(Chris Adrian reads tonight at the Rendezvous at 7 pm, and then he and I will talk about his books, his life, and his influences. It's free.)
Every cell in Chris Adrian's body is engaged in a tireless battle against death. In his day job, his author bio informs us, he is both "a fellow in pediatric hematology-oncology at UCSF" and "a graduate student at Harvard Divinity School." When he's not saving children from death or studying the belief that the soul can survive death, he's writing about our struggle with mortality. His underrated debut novel, Gob's Grief, was about a fragile genius's attempts to build a machine to resurrect all the young men killed in the Civil War. His second book, The Children's Hospital, was a contemporary retelling of the biblical flood, complete with angels, with a hospital in place of the ark.
Adrian's new book, The Great Night, feels lighter—in the best way possible—than his other two novels. It breezes in at just under 300 pages, and while many of the characters are racked with grief, the book is a comedy in the classical Shakespearean sense, in that it ends with a beginning. The Great Night also lifts the mythological elements—the fairies—from Shakespeare's A Midsummer Night's Dream and drops them into Buena Vista Park in modern-day San Francisco. (It's important to note that while Titania, Puck, and the rest could have walked directly offstage from the play, the reader doesn't need to bring any prior experience with them to enjoy The Great Night; it stands on its own.) The fairies interact with three heartbroken humans, manipulating them, as magical creatures are known to do. Fans of Neil Gaiman would enjoy a tumble with this book, finding a familiar comfort in the beachhead between fantasy and reality.

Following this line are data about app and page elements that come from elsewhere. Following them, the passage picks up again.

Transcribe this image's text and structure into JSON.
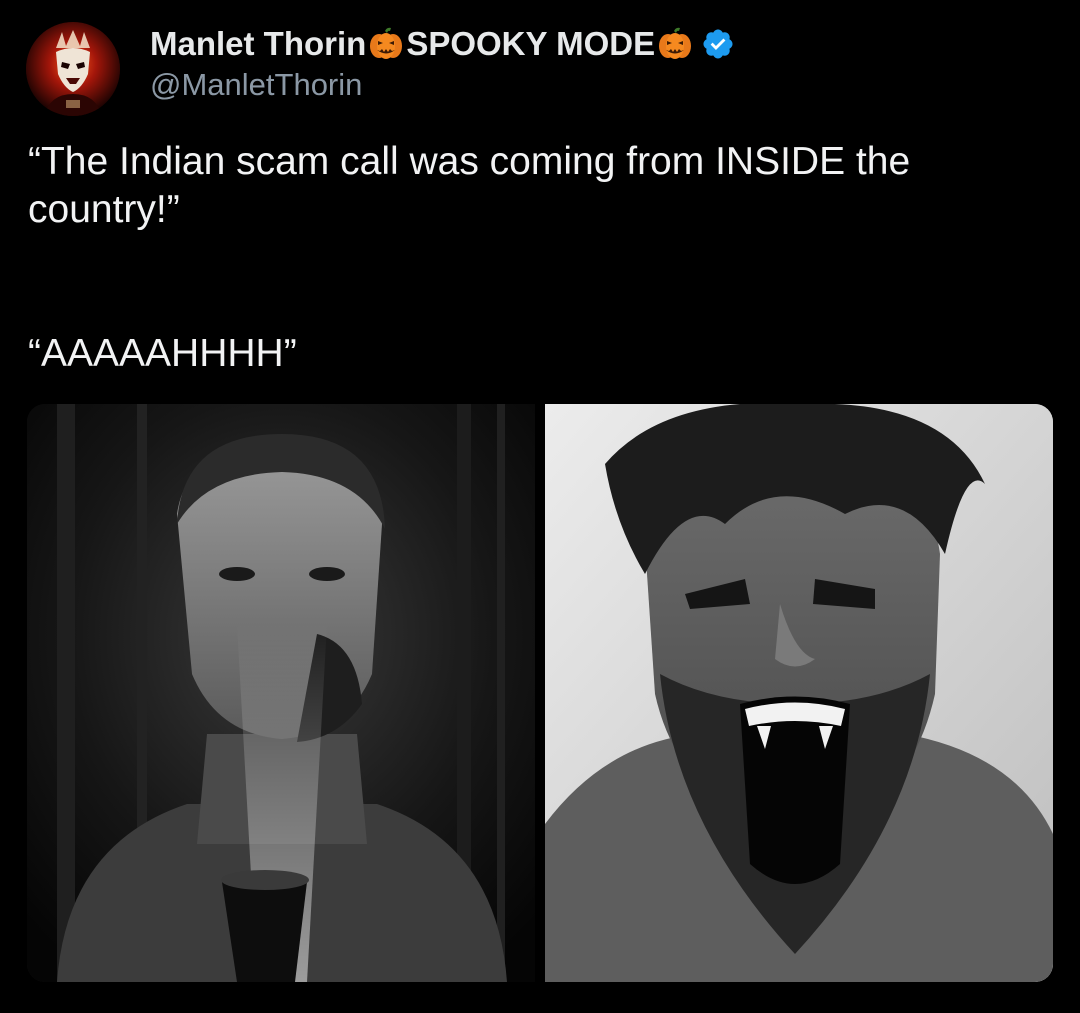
{
  "author": {
    "display_name": "Manlet Thorin ",
    "display_suffix": "SPOOKY MODE",
    "handle": "@ManletThorin",
    "verified": true,
    "avatar_icon": "demon-mask-avatar",
    "badge_icon": "pumpkin-emoji",
    "verified_icon": "verified-badge-icon"
  },
  "tweet": {
    "line1": "“The Indian scam call was coming from INSIDE the country!”",
    "line2": "“AAAAAHHHH”"
  },
  "media": {
    "left_image": "man-holding-flashlight-under-face-photo",
    "right_image": "man-screaming-with-fangs-photo"
  },
  "colors": {
    "background": "#000000",
    "text_primary": "#e7e9ea",
    "text_secondary": "#8b98a5",
    "verified_blue": "#1d9bf0",
    "pumpkin_orange": "#f5891f"
  }
}
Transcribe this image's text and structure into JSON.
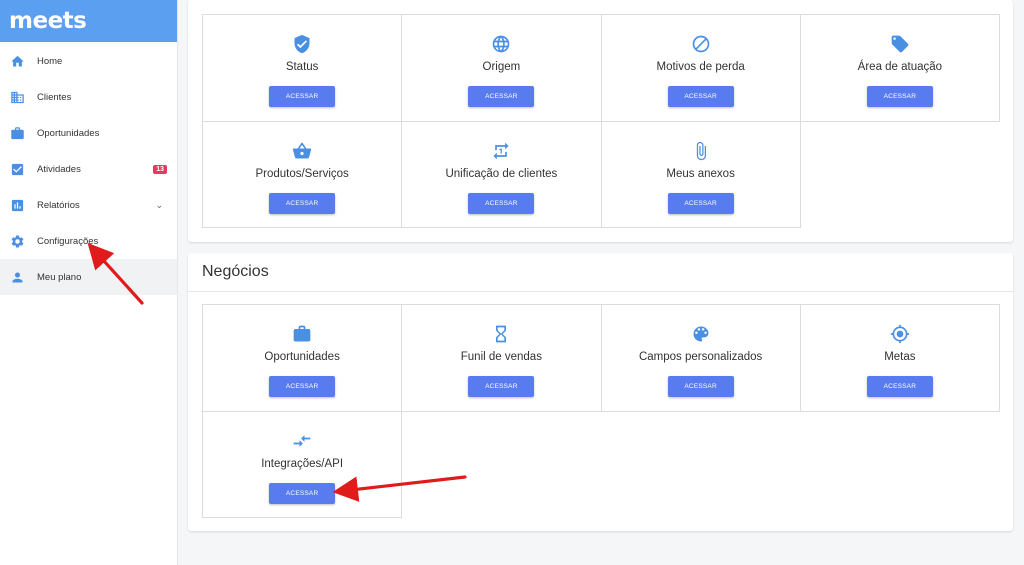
{
  "app": {
    "logo": "meets"
  },
  "sidebar": {
    "items": [
      {
        "label": "Home",
        "icon": "home-icon"
      },
      {
        "label": "Clientes",
        "icon": "building-icon"
      },
      {
        "label": "Oportunidades",
        "icon": "briefcase-icon"
      },
      {
        "label": "Atividades",
        "icon": "checkbox-icon",
        "badge": "13"
      },
      {
        "label": "Relatórios",
        "icon": "bar-chart-icon",
        "chevron": "⌄"
      },
      {
        "label": "Configurações",
        "icon": "gear-icon"
      },
      {
        "label": "Meu plano",
        "icon": "person-icon"
      }
    ]
  },
  "section1": {
    "tiles": [
      {
        "title": "Status",
        "icon": "shield-check-icon",
        "button": "ACESSAR"
      },
      {
        "title": "Origem",
        "icon": "globe-icon",
        "button": "ACESSAR"
      },
      {
        "title": "Motivos de perda",
        "icon": "block-icon",
        "button": "ACESSAR"
      },
      {
        "title": "Área de atuação",
        "icon": "tag-icon",
        "button": "ACESSAR"
      },
      {
        "title": "Produtos/Serviços",
        "icon": "basket-icon",
        "button": "ACESSAR"
      },
      {
        "title": "Unificação de clientes",
        "icon": "repeat-one-icon",
        "button": "ACESSAR"
      },
      {
        "title": "Meus anexos",
        "icon": "paperclip-icon",
        "button": "ACESSAR"
      }
    ]
  },
  "section2": {
    "title": "Negócios",
    "tiles": [
      {
        "title": "Oportunidades",
        "icon": "briefcase-icon",
        "button": "ACESSAR"
      },
      {
        "title": "Funil de vendas",
        "icon": "hourglass-icon",
        "button": "ACESSAR"
      },
      {
        "title": "Campos personalizados",
        "icon": "palette-icon",
        "button": "ACESSAR"
      },
      {
        "title": "Metas",
        "icon": "target-icon",
        "button": "ACESSAR"
      },
      {
        "title": "Integrações/API",
        "icon": "compare-arrows-icon",
        "button": "ACESSAR"
      }
    ]
  },
  "colors": {
    "brand": "#5b9ff0",
    "icon": "#4a90e2",
    "button": "#587cf0",
    "badge": "#e5395f",
    "annotation_arrow": "#e01b1b"
  }
}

But the most heartening thing about The Great Night is that Adrian focuses on one of the happiest ways humans do battle with death every day—which is a polite way of saying that the book is full of fucking.